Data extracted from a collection
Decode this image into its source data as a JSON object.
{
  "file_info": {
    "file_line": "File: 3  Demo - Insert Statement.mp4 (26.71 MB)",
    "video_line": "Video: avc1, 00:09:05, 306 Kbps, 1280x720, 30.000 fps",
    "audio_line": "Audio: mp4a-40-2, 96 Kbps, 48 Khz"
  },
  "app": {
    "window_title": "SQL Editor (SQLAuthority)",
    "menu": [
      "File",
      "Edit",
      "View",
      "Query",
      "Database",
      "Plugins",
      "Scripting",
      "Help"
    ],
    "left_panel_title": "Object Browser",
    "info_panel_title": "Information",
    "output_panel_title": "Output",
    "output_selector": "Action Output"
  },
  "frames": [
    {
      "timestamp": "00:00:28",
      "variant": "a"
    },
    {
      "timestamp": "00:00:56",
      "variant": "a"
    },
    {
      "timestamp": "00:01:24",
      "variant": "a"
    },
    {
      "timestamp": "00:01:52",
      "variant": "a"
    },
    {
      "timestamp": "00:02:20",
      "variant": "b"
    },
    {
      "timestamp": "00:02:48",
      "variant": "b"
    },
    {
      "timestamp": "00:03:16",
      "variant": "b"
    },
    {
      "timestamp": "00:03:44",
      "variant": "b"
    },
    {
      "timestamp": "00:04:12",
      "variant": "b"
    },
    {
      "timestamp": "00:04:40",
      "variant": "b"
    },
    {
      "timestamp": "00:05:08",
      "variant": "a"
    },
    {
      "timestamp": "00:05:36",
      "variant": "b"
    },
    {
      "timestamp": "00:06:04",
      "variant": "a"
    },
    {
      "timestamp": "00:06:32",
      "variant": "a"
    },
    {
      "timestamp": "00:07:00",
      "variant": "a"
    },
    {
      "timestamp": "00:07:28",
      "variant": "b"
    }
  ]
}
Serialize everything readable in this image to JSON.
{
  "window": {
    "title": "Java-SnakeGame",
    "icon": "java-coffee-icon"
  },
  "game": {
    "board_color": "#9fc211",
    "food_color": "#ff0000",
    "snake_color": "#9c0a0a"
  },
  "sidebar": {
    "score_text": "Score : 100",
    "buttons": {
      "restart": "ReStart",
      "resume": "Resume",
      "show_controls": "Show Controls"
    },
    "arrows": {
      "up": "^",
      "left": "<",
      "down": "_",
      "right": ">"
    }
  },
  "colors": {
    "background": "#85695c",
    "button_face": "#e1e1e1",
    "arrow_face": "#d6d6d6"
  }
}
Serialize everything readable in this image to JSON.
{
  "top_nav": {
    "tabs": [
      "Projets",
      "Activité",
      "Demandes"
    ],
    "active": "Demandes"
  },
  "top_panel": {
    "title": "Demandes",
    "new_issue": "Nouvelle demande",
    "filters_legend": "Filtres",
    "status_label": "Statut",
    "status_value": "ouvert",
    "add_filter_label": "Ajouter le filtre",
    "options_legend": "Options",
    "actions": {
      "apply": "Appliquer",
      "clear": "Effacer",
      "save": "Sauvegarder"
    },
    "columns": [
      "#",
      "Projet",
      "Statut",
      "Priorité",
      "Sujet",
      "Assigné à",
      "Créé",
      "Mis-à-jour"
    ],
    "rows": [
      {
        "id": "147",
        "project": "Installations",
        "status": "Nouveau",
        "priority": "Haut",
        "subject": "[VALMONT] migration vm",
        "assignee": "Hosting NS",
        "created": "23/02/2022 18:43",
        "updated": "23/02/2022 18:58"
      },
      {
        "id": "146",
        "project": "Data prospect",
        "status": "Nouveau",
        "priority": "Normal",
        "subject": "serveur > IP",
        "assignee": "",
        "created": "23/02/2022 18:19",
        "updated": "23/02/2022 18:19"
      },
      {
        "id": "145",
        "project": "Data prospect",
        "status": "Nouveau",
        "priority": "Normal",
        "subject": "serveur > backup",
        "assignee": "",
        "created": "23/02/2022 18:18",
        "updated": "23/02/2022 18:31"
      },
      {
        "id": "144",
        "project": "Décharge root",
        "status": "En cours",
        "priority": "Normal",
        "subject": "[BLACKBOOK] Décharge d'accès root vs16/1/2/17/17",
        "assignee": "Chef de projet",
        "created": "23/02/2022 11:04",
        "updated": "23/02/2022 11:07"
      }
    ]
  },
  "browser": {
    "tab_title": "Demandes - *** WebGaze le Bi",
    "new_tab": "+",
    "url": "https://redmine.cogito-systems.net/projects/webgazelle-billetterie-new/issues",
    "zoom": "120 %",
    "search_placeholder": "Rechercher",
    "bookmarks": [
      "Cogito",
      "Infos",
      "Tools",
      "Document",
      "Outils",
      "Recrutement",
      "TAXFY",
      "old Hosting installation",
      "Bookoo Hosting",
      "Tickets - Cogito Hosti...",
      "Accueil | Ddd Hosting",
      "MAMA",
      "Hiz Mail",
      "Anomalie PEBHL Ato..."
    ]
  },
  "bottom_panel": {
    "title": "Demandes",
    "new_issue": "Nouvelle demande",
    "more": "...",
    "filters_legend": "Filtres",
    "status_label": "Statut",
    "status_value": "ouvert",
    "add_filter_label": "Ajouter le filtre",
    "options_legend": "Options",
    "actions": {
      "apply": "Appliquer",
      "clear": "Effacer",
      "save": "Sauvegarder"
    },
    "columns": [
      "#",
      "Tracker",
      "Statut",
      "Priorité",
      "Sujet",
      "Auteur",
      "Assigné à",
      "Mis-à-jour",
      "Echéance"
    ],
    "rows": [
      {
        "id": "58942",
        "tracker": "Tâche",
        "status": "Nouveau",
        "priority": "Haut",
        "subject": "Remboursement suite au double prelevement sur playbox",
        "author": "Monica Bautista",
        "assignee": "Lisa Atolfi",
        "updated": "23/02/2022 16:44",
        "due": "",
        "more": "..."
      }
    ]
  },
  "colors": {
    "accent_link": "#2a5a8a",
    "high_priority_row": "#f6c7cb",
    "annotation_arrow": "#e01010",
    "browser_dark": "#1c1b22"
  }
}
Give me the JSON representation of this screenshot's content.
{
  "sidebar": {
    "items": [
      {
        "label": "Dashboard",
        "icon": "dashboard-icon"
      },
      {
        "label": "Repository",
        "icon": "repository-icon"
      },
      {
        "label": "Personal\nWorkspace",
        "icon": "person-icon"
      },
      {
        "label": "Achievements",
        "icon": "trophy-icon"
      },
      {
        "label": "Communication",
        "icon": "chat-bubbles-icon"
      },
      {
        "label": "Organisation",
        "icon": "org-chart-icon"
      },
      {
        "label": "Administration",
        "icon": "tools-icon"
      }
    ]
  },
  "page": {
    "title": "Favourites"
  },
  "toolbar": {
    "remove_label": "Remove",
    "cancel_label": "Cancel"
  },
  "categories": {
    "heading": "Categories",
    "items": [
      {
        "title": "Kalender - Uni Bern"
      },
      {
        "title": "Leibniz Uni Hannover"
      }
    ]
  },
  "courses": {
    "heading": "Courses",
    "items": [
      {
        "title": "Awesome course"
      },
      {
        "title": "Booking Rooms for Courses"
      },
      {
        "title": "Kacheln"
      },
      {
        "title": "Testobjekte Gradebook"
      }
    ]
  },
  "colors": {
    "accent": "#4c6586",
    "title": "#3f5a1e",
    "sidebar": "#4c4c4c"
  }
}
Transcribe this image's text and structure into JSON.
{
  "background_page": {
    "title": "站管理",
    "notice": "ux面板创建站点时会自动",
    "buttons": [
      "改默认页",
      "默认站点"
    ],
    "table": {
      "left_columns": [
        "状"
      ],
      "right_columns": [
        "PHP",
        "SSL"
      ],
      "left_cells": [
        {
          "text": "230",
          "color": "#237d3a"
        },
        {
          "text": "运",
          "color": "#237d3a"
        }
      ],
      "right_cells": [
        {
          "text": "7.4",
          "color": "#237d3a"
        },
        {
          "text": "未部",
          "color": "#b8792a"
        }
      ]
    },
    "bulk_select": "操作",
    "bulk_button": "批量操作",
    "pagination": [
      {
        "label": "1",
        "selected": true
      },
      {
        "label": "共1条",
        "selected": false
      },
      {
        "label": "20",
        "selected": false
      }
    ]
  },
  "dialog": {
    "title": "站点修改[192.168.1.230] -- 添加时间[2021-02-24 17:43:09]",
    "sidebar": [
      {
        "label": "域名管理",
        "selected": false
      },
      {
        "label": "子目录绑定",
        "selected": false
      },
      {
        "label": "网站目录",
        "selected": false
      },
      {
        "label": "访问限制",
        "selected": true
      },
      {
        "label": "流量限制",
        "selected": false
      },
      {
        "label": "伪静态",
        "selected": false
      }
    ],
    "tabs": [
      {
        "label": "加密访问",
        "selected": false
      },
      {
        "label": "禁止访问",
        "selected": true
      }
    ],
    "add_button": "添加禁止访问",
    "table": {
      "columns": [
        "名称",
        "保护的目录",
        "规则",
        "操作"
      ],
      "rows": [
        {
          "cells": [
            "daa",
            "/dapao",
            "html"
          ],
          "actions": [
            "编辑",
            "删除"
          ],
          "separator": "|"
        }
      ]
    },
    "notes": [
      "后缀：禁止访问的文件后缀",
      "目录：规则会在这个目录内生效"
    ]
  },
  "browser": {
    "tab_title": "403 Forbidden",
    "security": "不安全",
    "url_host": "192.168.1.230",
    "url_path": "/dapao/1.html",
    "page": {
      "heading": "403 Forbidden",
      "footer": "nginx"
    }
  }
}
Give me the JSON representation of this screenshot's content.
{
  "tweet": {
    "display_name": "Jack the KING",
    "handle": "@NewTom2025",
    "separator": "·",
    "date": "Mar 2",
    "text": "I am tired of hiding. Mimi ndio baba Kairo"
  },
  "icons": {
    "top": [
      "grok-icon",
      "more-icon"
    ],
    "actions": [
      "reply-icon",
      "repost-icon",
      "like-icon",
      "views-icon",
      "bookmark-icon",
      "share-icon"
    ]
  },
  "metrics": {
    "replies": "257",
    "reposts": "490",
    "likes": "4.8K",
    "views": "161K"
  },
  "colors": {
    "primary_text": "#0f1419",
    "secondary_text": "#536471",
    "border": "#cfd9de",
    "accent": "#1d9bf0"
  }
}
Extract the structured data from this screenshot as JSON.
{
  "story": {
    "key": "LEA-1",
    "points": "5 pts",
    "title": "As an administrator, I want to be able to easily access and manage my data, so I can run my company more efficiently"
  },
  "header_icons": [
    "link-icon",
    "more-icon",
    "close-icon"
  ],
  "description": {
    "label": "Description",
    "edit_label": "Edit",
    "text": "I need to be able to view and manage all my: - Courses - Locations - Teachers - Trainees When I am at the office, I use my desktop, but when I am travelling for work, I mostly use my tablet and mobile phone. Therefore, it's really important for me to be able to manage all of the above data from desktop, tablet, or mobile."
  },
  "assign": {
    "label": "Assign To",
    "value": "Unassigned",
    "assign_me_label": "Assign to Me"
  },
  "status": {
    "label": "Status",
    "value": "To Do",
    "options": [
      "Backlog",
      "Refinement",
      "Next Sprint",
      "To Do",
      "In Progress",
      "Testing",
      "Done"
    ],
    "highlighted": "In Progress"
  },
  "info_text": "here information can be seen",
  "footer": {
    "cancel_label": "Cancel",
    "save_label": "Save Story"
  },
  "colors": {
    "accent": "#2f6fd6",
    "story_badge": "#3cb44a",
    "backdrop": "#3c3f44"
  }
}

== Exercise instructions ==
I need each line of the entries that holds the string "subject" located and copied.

== Result of the task ==
        "subject": "[VALMONT] migration vm",
        "subject": "serveur > IP",
        "subject": "serveur > backup",
        "subject": "[BLACKBOOK] Décharge d'accès root vs16/1/2/17/17",
        "subject": "Remboursement suite au double prelevement sur playbox",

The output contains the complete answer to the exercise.